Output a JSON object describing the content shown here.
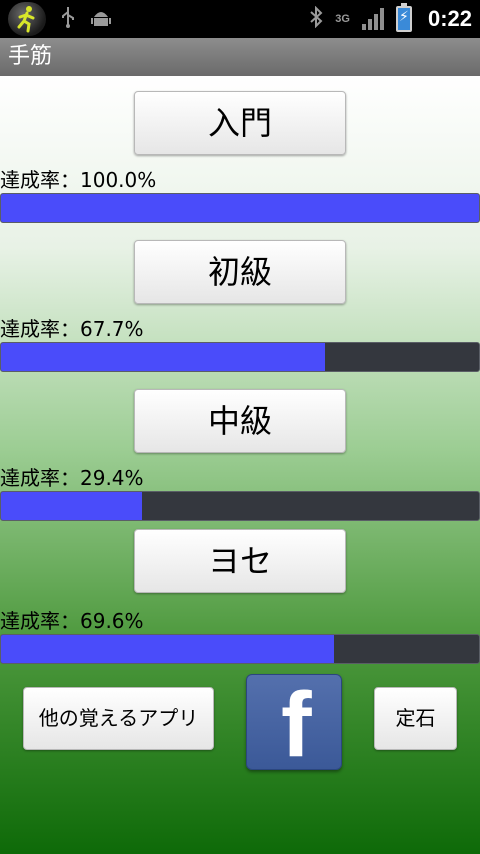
{
  "status_bar": {
    "time": "0:22",
    "network": "3G"
  },
  "title_bar": {
    "title": "手筋"
  },
  "levels": [
    {
      "label": "入門",
      "rate_text": "達成率：100.0%",
      "rate": 1.0
    },
    {
      "label": "初級",
      "rate_text": "達成率：67.7%",
      "rate": 0.677
    },
    {
      "label": "中級",
      "rate_text": "達成率：29.4%",
      "rate": 0.294
    },
    {
      "label": "ヨセ",
      "rate_text": "達成率：69.6%",
      "rate": 0.696
    }
  ],
  "footer": {
    "other_apps_label": "他の覚えるアプリ",
    "facebook_icon": "facebook-icon",
    "joseki_label": "定石"
  },
  "colors": {
    "progress_fill": "#4a4cfa",
    "progress_track": "#34373e",
    "facebook_blue": "#3b5998"
  }
}
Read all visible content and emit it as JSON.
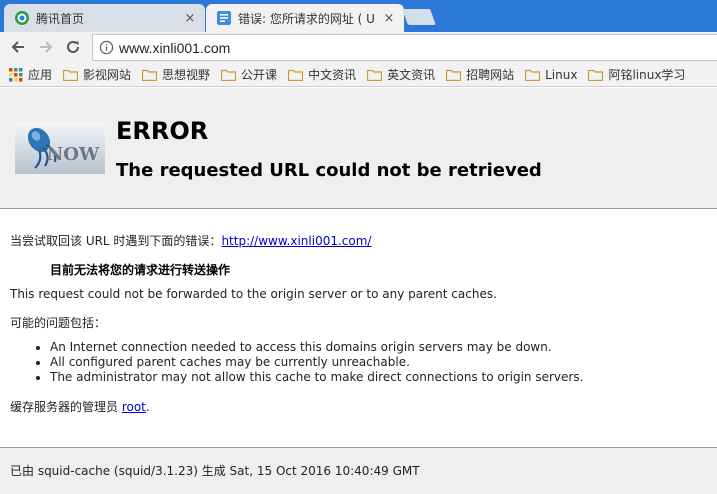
{
  "tabs": [
    {
      "title": "腾讯首页",
      "icon": "tencent-icon",
      "close": "×"
    },
    {
      "title": "错误: 您所请求的网址 ( U",
      "icon": "document-icon",
      "close": "×"
    }
  ],
  "toolbar": {
    "url": "www.xinli001.com"
  },
  "bookmarks": {
    "apps_label": "应用",
    "items": [
      "影视网站",
      "思想视野",
      "公开课",
      "中文资讯",
      "英文资讯",
      "招聘网站",
      "Linux",
      "阿铭linux学习"
    ]
  },
  "page": {
    "logo_text": "NOW",
    "error_title": "ERROR",
    "error_subtitle": "The requested URL could not be retrieved",
    "retrieve_prefix": "当尝试取回该 URL 时遇到下面的错误：",
    "retrieve_url": "http://www.xinli001.com/",
    "cannot_forward": "目前无法将您的请求进行转送操作",
    "forward_detail": "This request could not be forwarded to the origin server or to any parent caches.",
    "possible_causes": "可能的问题包括：",
    "causes": [
      "An Internet connection needed to access this domains origin servers may be down.",
      "All configured parent caches may be currently unreachable.",
      "The administrator may not allow this cache to make direct connections to origin servers."
    ],
    "admin_prefix": "缓存服务器的管理员 ",
    "admin_link": "root",
    "admin_suffix": ".",
    "footer": "已由 squid-cache (squid/3.1.23) 生成 Sat, 15 Oct 2016 10:40:49 GMT"
  },
  "colors": {
    "tabstrip": "#2c78d9",
    "link": "#0000cc",
    "folder": "#e0b64c"
  }
}
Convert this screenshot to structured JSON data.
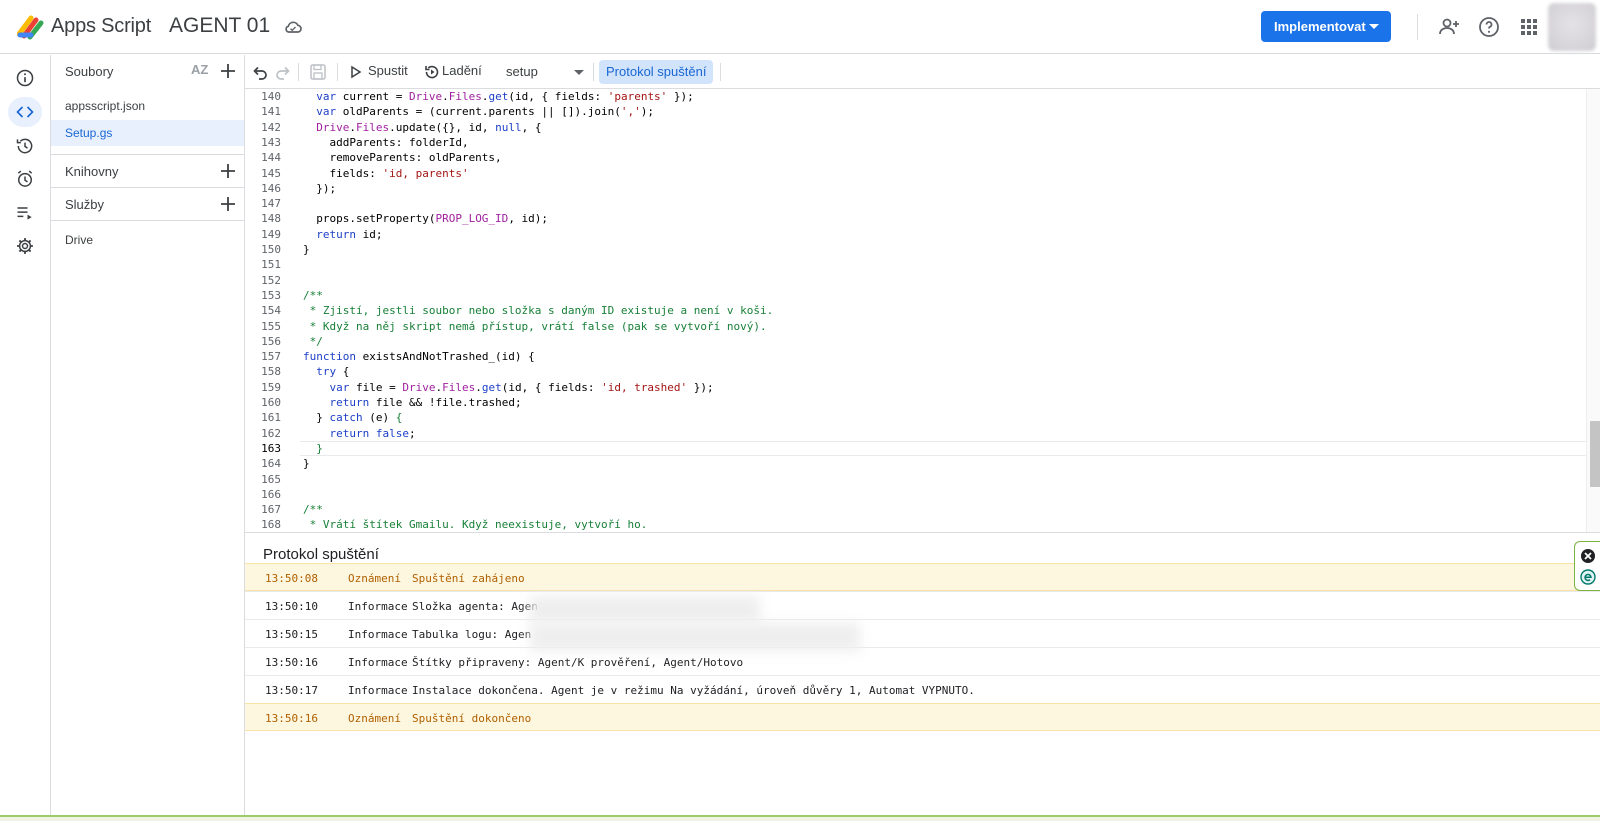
{
  "header": {
    "app_name": "Apps Script",
    "project_title": "AGENT 01",
    "deploy_label": "Implementovat",
    "icons": [
      "apps-script-logo",
      "cloud-icon",
      "add-person-icon",
      "help-icon",
      "apps-grid-icon",
      "avatar"
    ]
  },
  "rail": {
    "items": [
      "info-icon",
      "code-icon",
      "history-icon",
      "alarm-icon",
      "executions-icon",
      "settings-icon"
    ],
    "active": "code-icon"
  },
  "files_panel": {
    "files_header": "Soubory",
    "sort_label": "AZ",
    "files": [
      {
        "name": "appsscript.json",
        "active": false
      },
      {
        "name": "Setup.gs",
        "active": true
      }
    ],
    "libraries_header": "Knihovny",
    "services_header": "Služby",
    "services": [
      "Drive"
    ]
  },
  "toolbar": {
    "run_label": "Spustit",
    "debug_label": "Ladění",
    "function_selected": "setup",
    "log_toggle_label": "Protokol spuštění"
  },
  "editor": {
    "current_line": "163",
    "lines": [
      {
        "n": "140",
        "html": "  <span class='k'>var</span> current = <span class='g'>Drive</span>.<span class='g'>Files</span>.<span class='k'>get</span>(id, { fields: <span class='s'>'parents'</span> });"
      },
      {
        "n": "141",
        "html": "  <span class='k'>var</span> oldParents = (current.parents || []).join(<span class='s'>','</span>);"
      },
      {
        "n": "142",
        "html": "  <span class='g'>Drive</span>.<span class='g'>Files</span>.update({}, id, <span class='k'>null</span>, {"
      },
      {
        "n": "143",
        "html": "    addParents: folderId,"
      },
      {
        "n": "144",
        "html": "    removeParents: oldParents,"
      },
      {
        "n": "145",
        "html": "    fields: <span class='s'>'id, parents'</span>"
      },
      {
        "n": "146",
        "html": "  });"
      },
      {
        "n": "147",
        "html": ""
      },
      {
        "n": "148",
        "html": "  props.setProperty(<span class='g'>PROP_LOG_ID</span>, id);"
      },
      {
        "n": "149",
        "html": "  <span class='k'>return</span> id;"
      },
      {
        "n": "150",
        "html": "}"
      },
      {
        "n": "151",
        "html": ""
      },
      {
        "n": "152",
        "html": ""
      },
      {
        "n": "153",
        "html": "<span class='c'>/**</span>"
      },
      {
        "n": "154",
        "html": "<span class='c'> * Zjistí, jestli soubor nebo složka s daným ID existuje a není v koši.</span>"
      },
      {
        "n": "155",
        "html": "<span class='c'> * Když na něj skript nemá přístup, vrátí false (pak se vytvoří nový).</span>"
      },
      {
        "n": "156",
        "html": "<span class='c'> */</span>"
      },
      {
        "n": "157",
        "html": "<span class='k'>function</span> existsAndNotTrashed_(id) {"
      },
      {
        "n": "158",
        "html": "  <span class='k'>try</span> {"
      },
      {
        "n": "159",
        "html": "    <span class='k'>var</span> file = <span class='g'>Drive</span>.<span class='g'>Files</span>.<span class='k'>get</span>(id, { fields: <span class='s'>'id, trashed'</span> });"
      },
      {
        "n": "160",
        "html": "    <span class='k'>return</span> file &amp;&amp; !file.trashed;"
      },
      {
        "n": "161",
        "html": "  } <span class='k'>catch</span> (e) <span class='c'>{</span>"
      },
      {
        "n": "162",
        "html": "    <span class='k'>return</span> <span class='k'>false</span>;"
      },
      {
        "n": "163",
        "html": "  <span class='c'>}</span>"
      },
      {
        "n": "164",
        "html": "}"
      },
      {
        "n": "165",
        "html": ""
      },
      {
        "n": "166",
        "html": ""
      },
      {
        "n": "167",
        "html": "<span class='c'>/**</span>"
      },
      {
        "n": "168",
        "html": "<span class='c'> * Vrátí štítek Gmailu. Když neexistuje, vytvoří ho.</span>"
      }
    ]
  },
  "log": {
    "title": "Protokol spuštění",
    "rows": [
      {
        "time": "13:50:08",
        "level": "Oznámení",
        "message": "Spuštění zahájeno",
        "notice": true
      },
      {
        "time": "13:50:10",
        "level": "Informace",
        "message": "Složka agenta: Agen",
        "notice": false
      },
      {
        "time": "13:50:15",
        "level": "Informace",
        "message": "Tabulka logu: Agen",
        "notice": false
      },
      {
        "time": "13:50:16",
        "level": "Informace",
        "message": "Štítky připraveny: Agent/K prověření, Agent/Hotovo",
        "notice": false
      },
      {
        "time": "13:50:17",
        "level": "Informace",
        "message": "Instalace dokončena. Agent je v režimu Na vyžádání, úroveň důvěry 1, Automat VYPNUTO.",
        "notice": false
      },
      {
        "time": "13:50:16",
        "level": "Oznámení",
        "message": "Spuštění dokončeno",
        "notice": true
      }
    ]
  },
  "colors": {
    "accent": "#1a73e8",
    "notice_bg": "#fef7e0",
    "notice_text": "#b06000"
  }
}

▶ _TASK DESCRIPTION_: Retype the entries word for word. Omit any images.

▶ _EXERCISE RESULT_:
Output a JSON object describing the content shown here.
{
  "status_bar": {
    "time": "0:22",
    "network": "3G"
  },
  "title_bar": {
    "title": "手筋"
  },
  "levels": [
    {
      "label": "入門",
      "rate_text": "達成率：100.0%",
      "rate": 1.0
    },
    {
      "label": "初級",
      "rate_text": "達成率：67.7%",
      "rate": 0.677
    },
    {
      "label": "中級",
      "rate_text": "達成率：29.4%",
      "rate": 0.294
    },
    {
      "label": "ヨセ",
      "rate_text": "達成率：69.6%",
      "rate": 0.696
    }
  ],
  "footer": {
    "other_apps_label": "他の覚えるアプリ",
    "facebook_icon": "facebook-icon",
    "joseki_label": "定石"
  },
  "colors": {
    "progress_fill": "#4a4cfa",
    "progress_track": "#34373e",
    "facebook_blue": "#3b5998"
  }
}
Read all visible content and emit it as JSON.
{
  "tabs": [
    {
      "title": "腾讯首页",
      "icon": "tencent-icon",
      "close": "×"
    },
    {
      "title": "错误: 您所请求的网址 ( U",
      "icon": "document-icon",
      "close": "×"
    }
  ],
  "toolbar": {
    "url": "www.xinli001.com"
  },
  "bookmarks": {
    "apps_label": "应用",
    "items": [
      "影视网站",
      "思想视野",
      "公开课",
      "中文资讯",
      "英文资讯",
      "招聘网站",
      "Linux",
      "阿铭linux学习"
    ]
  },
  "page": {
    "logo_text": "NOW",
    "error_title": "ERROR",
    "error_subtitle": "The requested URL could not be retrieved",
    "retrieve_prefix": "当尝试取回该 URL 时遇到下面的错误：",
    "retrieve_url": "http://www.xinli001.com/",
    "cannot_forward": "目前无法将您的请求进行转送操作",
    "forward_detail": "This request could not be forwarded to the origin server or to any parent caches.",
    "possible_causes": "可能的问题包括：",
    "causes": [
      "An Internet connection needed to access this domains origin servers may be down.",
      "All configured parent caches may be currently unreachable.",
      "The administrator may not allow this cache to make direct connections to origin servers."
    ],
    "admin_prefix": "缓存服务器的管理员 ",
    "admin_link": "root",
    "admin_suffix": ".",
    "footer": "已由 squid-cache (squid/3.1.23) 生成 Sat, 15 Oct 2016 10:40:49 GMT"
  },
  "colors": {
    "tabstrip": "#2c78d9",
    "link": "#0000cc",
    "folder": "#e0b64c"
  }
}
Convert this screenshot to structured JSON data.
{
  "header": {
    "app_name": "Apps Script",
    "project_title": "AGENT 01",
    "deploy_label": "Implementovat",
    "icons": [
      "apps-script-logo",
      "cloud-icon",
      "add-person-icon",
      "help-icon",
      "apps-grid-icon",
      "avatar"
    ]
  },
  "rail": {
    "items": [
      "info-icon",
      "code-icon",
      "history-icon",
      "alarm-icon",
      "executions-icon",
      "settings-icon"
    ],
    "active": "code-icon"
  },
  "files_panel": {
    "files_header": "Soubory",
    "sort_label": "AZ",
    "files": [
      {
        "name": "appsscript.json",
        "active": false
      },
      {
        "name": "Setup.gs",
        "active": true
      }
    ],
    "libraries_header": "Knihovny",
    "services_header": "Služby",
    "services": [
      "Drive"
    ]
  },
  "toolbar": {
    "run_label": "Spustit",
    "debug_label": "Ladění",
    "function_selected": "setup",
    "log_toggle_label": "Protokol spuštění"
  },
  "editor": {
    "current_line": "163",
    "lines": [
      {
        "n": "140",
        "html": "  <span class='k'>var</span> current = <span class='g'>Drive</span>.<span class='g'>Files</span>.<span class='k'>get</span>(id, { fields: <span class='s'>'parents'</span> });"
      },
      {
        "n": "141",
        "html": "  <span class='k'>var</span> oldParents = (current.parents || []).join(<span class='s'>','</span>);"
      },
      {
        "n": "142",
        "html": "  <span class='g'>Drive</span>.<span class='g'>Files</span>.update({}, id, <span class='k'>null</span>, {"
      },
      {
        "n": "143",
        "html": "    addParents: folderId,"
      },
      {
        "n": "144",
        "html": "    removeParents: oldParents,"
      },
      {
        "n": "145",
        "html": "    fields: <span class='s'>'id, parents'</span>"
      },
      {
        "n": "146",
        "html": "  });"
      },
      {
        "n": "147",
        "html": ""
      },
      {
        "n": "148",
        "html": "  props.setProperty(<span class='g'>PROP_LOG_ID</span>, id);"
      },
      {
        "n": "149",
        "html": "  <span class='k'>return</span> id;"
      },
      {
        "n": "150",
        "html": "}"
      },
      {
        "n": "151",
        "html": ""
      },
      {
        "n": "152",
        "html": ""
      },
      {
        "n": "153",
        "html": "<span class='c'>/**</span>"
      },
      {
        "n": "154",
        "html": "<span class='c'> * Zjistí, jestli soubor nebo složka s daným ID existuje a není v koši.</span>"
      },
      {
        "n": "155",
        "html": "<span class='c'> * Když na něj skript nemá přístup, vrátí false (pak se vytvoří nový).</span>"
      },
      {
        "n": "156",
        "html": "<span class='c'> */</span>"
      },
      {
        "n": "157",
        "html": "<span class='k'>function</span> existsAndNotTrashed_(id) {"
      },
      {
        "n": "158",
        "html": "  <span class='k'>try</span> {"
      },
      {
        "n": "159",
        "html": "    <span class='k'>var</span> file = <span class='g'>Drive</span>.<span class='g'>Files</span>.<span class='k'>get</span>(id, { fields: <span class='s'>'id, trashed'</span> });"
      },
      {
        "n": "160",
        "html": "    <span class='k'>return</span> file &amp;&amp; !file.trashed;"
      },
      {
        "n": "161",
        "html": "  } <span class='k'>catch</span> (e) <span class='c'>{</span>"
      },
      {
        "n": "162",
        "html": "    <span class='k'>return</span> <span class='k'>false</span>;"
      },
      {
        "n": "163",
        "html": "  <span class='c'>}</span>"
      },
      {
        "n": "164",
        "html": "}"
      },
      {
        "n": "165",
        "html": ""
      },
      {
        "n": "166",
        "html": ""
      },
      {
        "n": "167",
        "html": "<span class='c'>/**</span>"
      },
      {
        "n": "168",
        "html": "<span class='c'> * Vrátí štítek Gmailu. Když neexistuje, vytvoří ho.</span>"
      }
    ]
  },
  "log": {
    "title": "Protokol spuštění",
    "rows": [
      {
        "time": "13:50:08",
        "level": "Oznámení",
        "message": "Spuštění zahájeno",
        "notice": true
      },
      {
        "time": "13:50:10",
        "level": "Informace",
        "message": "Složka agenta: Agen",
        "notice": false
      },
      {
        "time": "13:50:15",
        "level": "Informace",
        "message": "Tabulka logu: Agen",
        "notice": false
      },
      {
        "time": "13:50:16",
        "level": "Informace",
        "message": "Štítky připraveny: Agent/K prověření, Agent/Hotovo",
        "notice": false
      },
      {
        "time": "13:50:17",
        "level": "Informace",
        "message": "Instalace dokončena. Agent je v režimu Na vyžádání, úroveň důvěry 1, Automat VYPNUTO.",
        "notice": false
      },
      {
        "time": "13:50:16",
        "level": "Oznámení",
        "message": "Spuštění dokončeno",
        "notice": true
      }
    ]
  },
  "colors": {
    "accent": "#1a73e8",
    "notice_bg": "#fef7e0",
    "notice_text": "#b06000"
  }
}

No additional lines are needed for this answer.